Mercury (Hg) methylation produces the neurotoxic, highly bioaccumulative methylmercury (MeHg). The highly conserved nature of the recently identified Hg methylation genes hgcAB provides a foundation for broadly evaluating spatial and niche-specific patterns of microbial Hg methylation potential in nature. We queried hgcAB diversity and distribution in >3500 publicly available microbial metagenomes, encompassing a broad range of environments and generating a new global view of Hg methylation potential. The hgcAB genes were found in nearly all anaerobic (but not aerobic) environments, including oxygenated layers of the open ocean. Critically, hgcAB was effectively absent in ~1500 human and mammalian microbiomes, suggesting a low risk of endogenous MeHg production. New potential methylation habitats were identified, including invertebrate digestive tracts, thawing permafrost soils, coastal "dead zones," soils, sediments, and extreme environments, suggesting multiple routes for MeHg entry into food webs. Several new taxonomic groups capable of methylating Hg emerged, including lineages having no cultured representatives. Phylogenetic analysis points to an evolutionary relationship between hgcA and genes encoding corrinoid iron-sulfur proteins functioning in the ancient Wood-Ljungdahl carbon fixation pathway, suggesting that methanogenic Archaea may have been the first to perform these biotransformations. A global metagenome assessment reveals a low risk of methylmercury production in humans and a high potential in Arctic permafrost. A global metagenome assessment reveals a low risk of methylmercury production in humans and a high potential in Arctic permafrost.

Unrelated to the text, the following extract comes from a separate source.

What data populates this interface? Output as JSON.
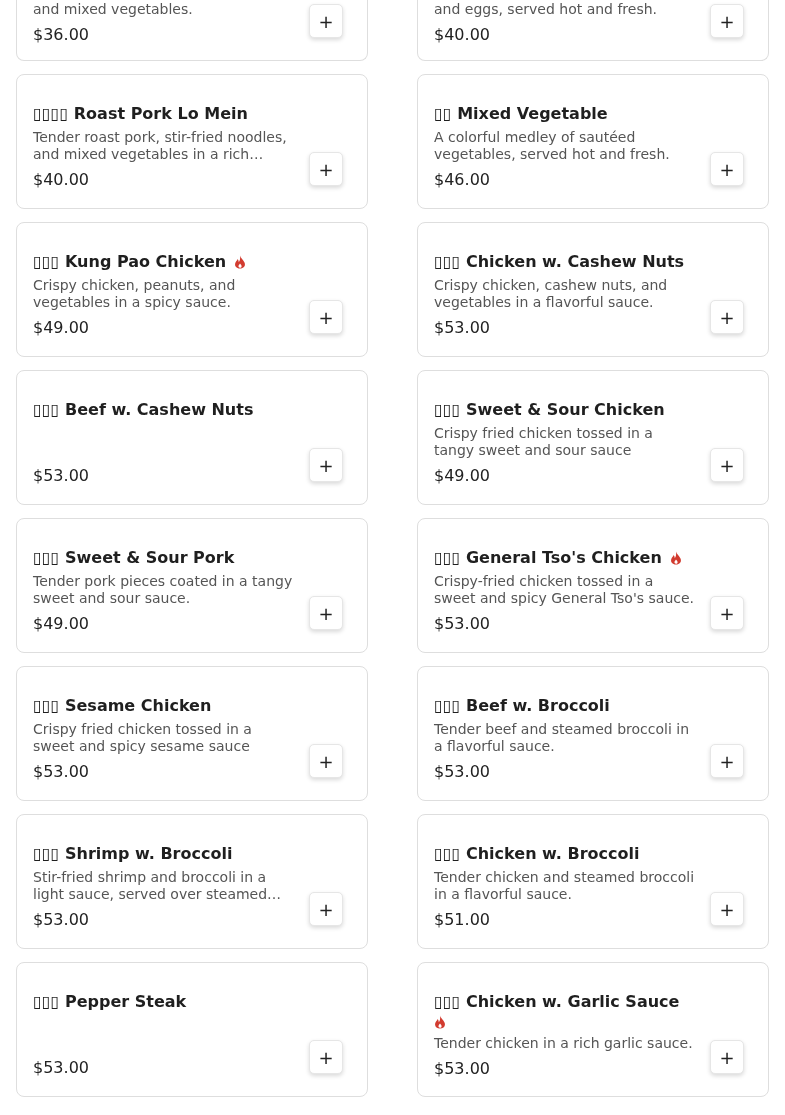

Citation: Podar, Mircea, Gilmour, Cynthia C., Brandt, Craig C., Soren, Allyson, Brown, Steven D., Crable, Bryan R., Palumbo, Anthony V., Somenahally, Anil C. and Elias, Dwayne A. 2015. Global prevalence and distribution of genes and microorganisms involved in mercury methylation. Science Advances, 1(9) doi:10.1126/sciadv.1500675